Significant time-by-pattern-by-group interactions were found for cognitive performance in terms of the number of errors made and trials needed on the Cambridge Neuropsychological Test Automated Battery Paired Associates Learning task (P=.044; P=.027). Significant time-by-group interactions were also found for the Cambridge Neuropsychological Test Automated Battery Paired Associates Learning first trial memory score (P=.002), Mini-Mental State Examination (P=.036), the Brief Visuospatial Memory Test (P=.032), and the Apathy Evaluation Scale (P=.026). Within-group comparisons revealed highly specific effects of cognitive training on episodic memory. The cognitive training group maintained high levels of enjoyment and motivation to continue after each hour of gameplay, with self-confidence and self-rated memory ability improving over time.
Episodic memory robustly improved in the cognitive training group. “Gamified” cognitive training may also enhance visuospatial abilities in patients with amnestic mild cognitive impairment. Gamification maximizes engagement with cognitive training by increasing motivation and could complement pharmacological treatments for amnestic mild cognitive impairment and mild Alzheimer’s disease.
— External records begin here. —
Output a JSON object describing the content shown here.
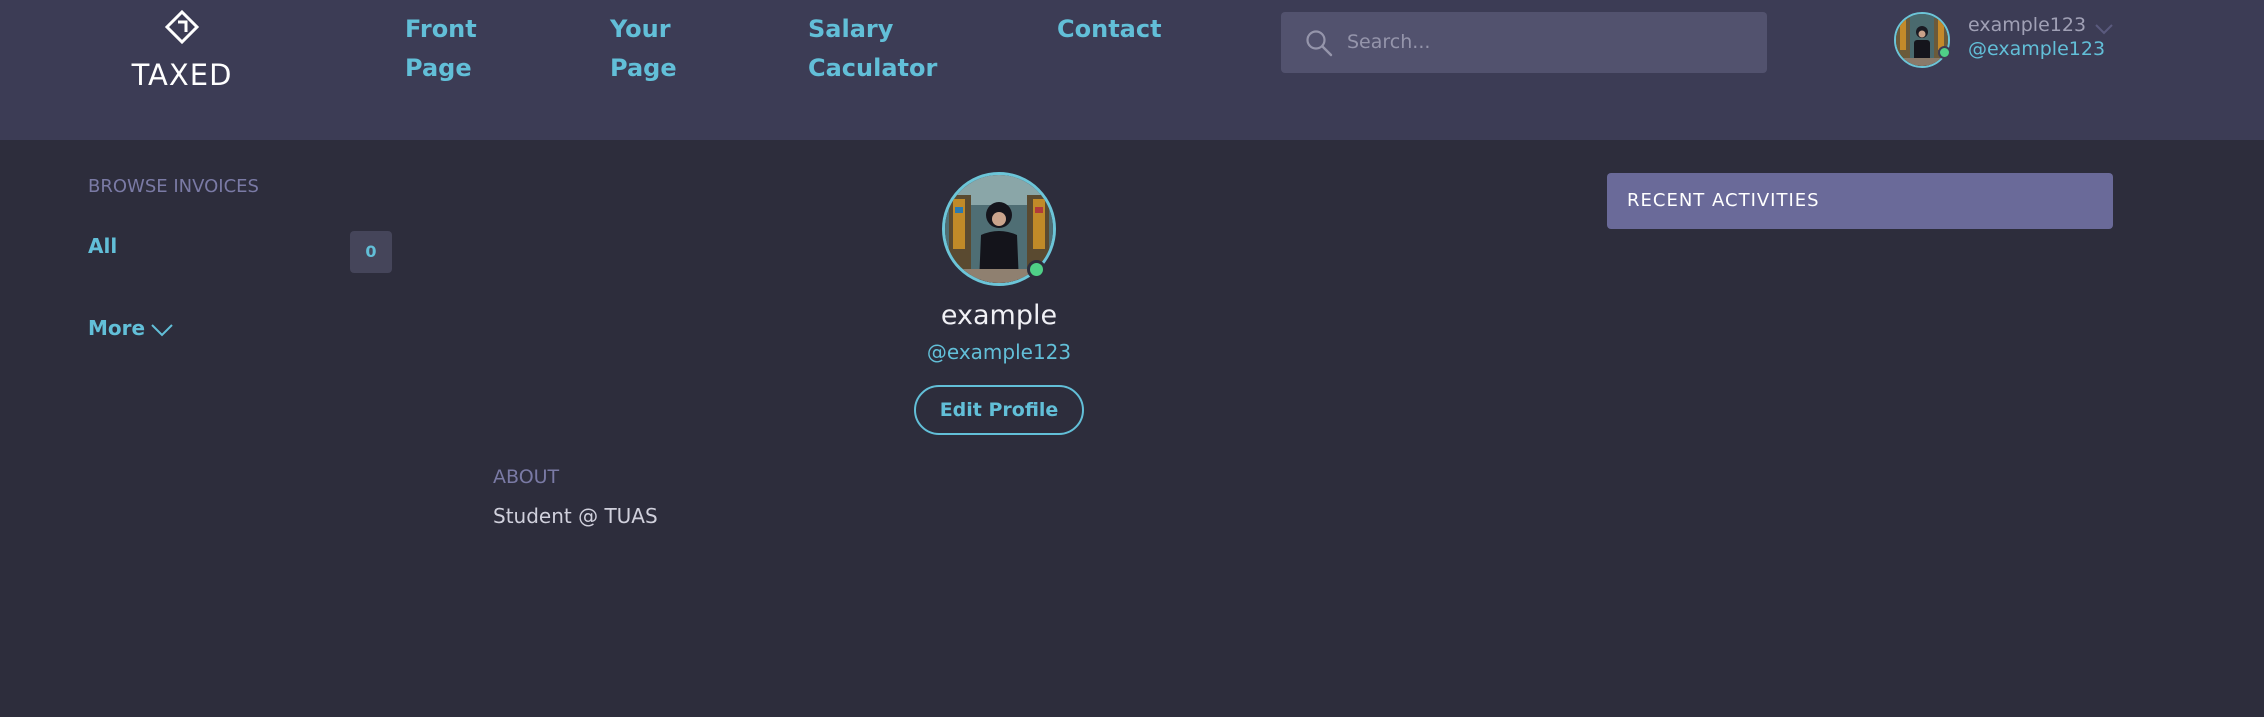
{
  "header": {
    "logo_text": "TAXED",
    "nav": [
      {
        "line1": "Front",
        "line2": "Page"
      },
      {
        "line1": "Your",
        "line2": "Page"
      },
      {
        "line1": "Salary",
        "line2": "Caculator"
      },
      {
        "line1": "Contact",
        "line2": ""
      }
    ],
    "search": {
      "placeholder": "Search...",
      "value": ""
    },
    "user": {
      "name": "example123",
      "handle": "@example123"
    }
  },
  "sidebar": {
    "title": "BROWSE INVOICES",
    "items": [
      {
        "label": "All",
        "count": "0"
      }
    ],
    "more_label": "More"
  },
  "profile": {
    "name": "example",
    "handle": "@example123",
    "edit_label": "Edit Profile",
    "about_title": "ABOUT",
    "about_text": "Student @ TUAS"
  },
  "activities": {
    "title": "RECENT ACTIVITIES"
  },
  "colors": {
    "background": "#2d2d3c",
    "header": "#3c3c55",
    "accent": "#62bfd8",
    "online": "#4fd087",
    "activities_header": "#6a6a99"
  },
  "icons": [
    "logo-mark-icon",
    "search-icon",
    "chevron-down-icon",
    "online-status-icon"
  ]
}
Larger, more controlled trials are needed to replicate and extend these findings.